Problem - A word-for-word restatement of the data is what is needed.

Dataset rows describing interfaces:
┌──

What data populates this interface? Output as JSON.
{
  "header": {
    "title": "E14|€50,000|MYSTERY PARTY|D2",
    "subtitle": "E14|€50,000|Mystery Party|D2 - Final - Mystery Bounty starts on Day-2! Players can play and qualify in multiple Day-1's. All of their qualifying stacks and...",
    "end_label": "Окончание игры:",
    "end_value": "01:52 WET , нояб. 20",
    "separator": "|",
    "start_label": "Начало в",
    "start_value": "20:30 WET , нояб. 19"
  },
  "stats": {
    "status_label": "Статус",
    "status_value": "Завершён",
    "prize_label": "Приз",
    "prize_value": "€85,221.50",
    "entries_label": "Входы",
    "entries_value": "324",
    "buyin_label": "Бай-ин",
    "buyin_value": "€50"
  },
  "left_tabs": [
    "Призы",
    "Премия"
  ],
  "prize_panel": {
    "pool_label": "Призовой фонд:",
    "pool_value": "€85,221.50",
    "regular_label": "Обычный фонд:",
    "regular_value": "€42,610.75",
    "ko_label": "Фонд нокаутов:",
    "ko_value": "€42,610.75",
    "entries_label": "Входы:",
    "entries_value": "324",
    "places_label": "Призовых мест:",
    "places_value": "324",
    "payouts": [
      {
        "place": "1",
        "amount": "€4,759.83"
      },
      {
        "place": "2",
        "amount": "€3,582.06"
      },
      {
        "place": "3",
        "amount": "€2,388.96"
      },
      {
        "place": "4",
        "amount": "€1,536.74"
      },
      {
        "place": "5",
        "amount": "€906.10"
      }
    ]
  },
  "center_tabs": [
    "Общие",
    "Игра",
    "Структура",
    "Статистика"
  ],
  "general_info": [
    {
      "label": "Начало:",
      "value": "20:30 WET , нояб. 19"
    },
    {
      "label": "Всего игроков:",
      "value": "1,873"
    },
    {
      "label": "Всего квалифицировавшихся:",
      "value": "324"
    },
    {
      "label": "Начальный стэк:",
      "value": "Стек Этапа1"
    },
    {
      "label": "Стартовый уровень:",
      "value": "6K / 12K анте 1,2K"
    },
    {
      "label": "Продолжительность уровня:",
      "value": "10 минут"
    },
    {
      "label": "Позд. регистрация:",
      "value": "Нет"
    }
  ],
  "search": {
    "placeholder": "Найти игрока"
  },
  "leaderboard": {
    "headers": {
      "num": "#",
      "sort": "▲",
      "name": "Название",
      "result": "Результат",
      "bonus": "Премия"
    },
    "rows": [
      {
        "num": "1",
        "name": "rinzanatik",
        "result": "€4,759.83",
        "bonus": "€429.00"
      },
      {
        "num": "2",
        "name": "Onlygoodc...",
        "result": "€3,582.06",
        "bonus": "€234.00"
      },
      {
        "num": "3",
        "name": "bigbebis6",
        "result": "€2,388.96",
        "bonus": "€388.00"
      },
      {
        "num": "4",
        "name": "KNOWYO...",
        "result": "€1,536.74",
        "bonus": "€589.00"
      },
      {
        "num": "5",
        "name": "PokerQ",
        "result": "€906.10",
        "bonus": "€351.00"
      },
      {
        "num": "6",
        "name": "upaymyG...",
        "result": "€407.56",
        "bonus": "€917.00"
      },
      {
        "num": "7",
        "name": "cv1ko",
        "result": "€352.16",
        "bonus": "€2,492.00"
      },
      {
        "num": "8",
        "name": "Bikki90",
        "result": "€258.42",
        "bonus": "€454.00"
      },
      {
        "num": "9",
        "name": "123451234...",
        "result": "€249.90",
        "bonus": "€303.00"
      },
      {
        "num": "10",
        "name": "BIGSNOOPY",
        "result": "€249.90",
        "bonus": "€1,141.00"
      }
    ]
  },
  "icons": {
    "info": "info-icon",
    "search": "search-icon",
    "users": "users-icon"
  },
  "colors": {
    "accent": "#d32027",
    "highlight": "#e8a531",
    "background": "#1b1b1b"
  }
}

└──

Solution to this task -
What data populates this interface? Output as JSON.
{
  "header": {
    "title": "E14|€50,000|MYSTERY PARTY|D2",
    "subtitle": "E14|€50,000|Mystery Party|D2 - Final - Mystery Bounty starts on Day-2! Players can play and qualify in multiple Day-1's. All of their qualifying stacks and...",
    "end_label": "Окончание игры:",
    "end_value": "01:52 WET , нояб. 20",
    "separator": "|",
    "start_label": "Начало в",
    "start_value": "20:30 WET , нояб. 19"
  },
  "stats": {
    "status_label": "Статус",
    "status_value": "Завершён",
    "prize_label": "Приз",
    "prize_value": "€85,221.50",
    "entries_label": "Входы",
    "entries_value": "324",
    "buyin_label": "Бай-ин",
    "buyin_value": "€50"
  },
  "left_tabs": [
    "Призы",
    "Премия"
  ],
  "prize_panel": {
    "pool_label": "Призовой фонд:",
    "pool_value": "€85,221.50",
    "regular_label": "Обычный фонд:",
    "regular_value": "€42,610.75",
    "ko_label": "Фонд нокаутов:",
    "ko_value": "€42,610.75",
    "entries_label": "Входы:",
    "entries_value": "324",
    "places_label": "Призовых мест:",
    "places_value": "324",
    "payouts": [
      {
        "place": "1",
        "amount": "€4,759.83"
      },
      {
        "place": "2",
        "amount": "€3,582.06"
      },
      {
        "place": "3",
        "amount": "€2,388.96"
      },
      {
        "place": "4",
        "amount": "€1,536.74"
      },
      {
        "place": "5",
        "amount": "€906.10"
      }
    ]
  },
  "center_tabs": [
    "Общие",
    "Игра",
    "Структура",
    "Статистика"
  ],
  "general_info": [
    {
      "label": "Начало:",
      "value": "20:30 WET , нояб. 19"
    },
    {
      "label": "Всего игроков:",
      "value": "1,873"
    },
    {
      "label": "Всего квалифицировавшихся:",
      "value": "324"
    },
    {
      "label": "Начальный стэк:",
      "value": "Стек Этапа1"
    },
    {
      "label": "Стартовый уровень:",
      "value": "6K / 12K анте 1,2K"
    },
    {
      "label": "Продолжительность уровня:",
      "value": "10 минут"
    },
    {
      "label": "Позд. регистрация:",
      "value": "Нет"
    }
  ],
  "search": {
    "placeholder": "Найти игрока"
  },
  "leaderboard": {
    "headers": {
      "num": "#",
      "sort": "▲",
      "name": "Название",
      "result": "Результат",
      "bonus": "Премия"
    },
    "rows": [
      {
        "num": "1",
        "name": "rinzanatik",
        "result": "€4,759.83",
        "bonus": "€429.00"
      },
      {
        "num": "2",
        "name": "Onlygoodc...",
        "result": "€3,582.06",
        "bonus": "€234.00"
      },
      {
        "num": "3",
        "name": "bigbebis6",
        "result": "€2,388.96",
        "bonus": "€388.00"
      },
      {
        "num": "4",
        "name": "KNOWYO...",
        "result": "€1,536.74",
        "bonus": "€589.00"
      },
      {
        "num": "5",
        "name": "PokerQ",
        "result": "€906.10",
        "bonus": "€351.00"
      },
      {
        "num": "6",
        "name": "upaymyG...",
        "result": "€407.56",
        "bonus": "€917.00"
      },
      {
        "num": "7",
        "name": "cv1ko",
        "result": "€352.16",
        "bonus": "€2,492.00"
      },
      {
        "num": "8",
        "name": "Bikki90",
        "result": "€258.42",
        "bonus": "€454.00"
      },
      {
        "num": "9",
        "name": "123451234...",
        "result": "€249.90",
        "bonus": "€303.00"
      },
      {
        "num": "10",
        "name": "BIGSNOOPY",
        "result": "€249.90",
        "bonus": "€1,141.00"
      }
    ]
  },
  "icons": {
    "info": "info-icon",
    "search": "search-icon",
    "users": "users-icon"
  },
  "colors": {
    "accent": "#d32027",
    "highlight": "#e8a531",
    "background": "#1b1b1b"
  }
}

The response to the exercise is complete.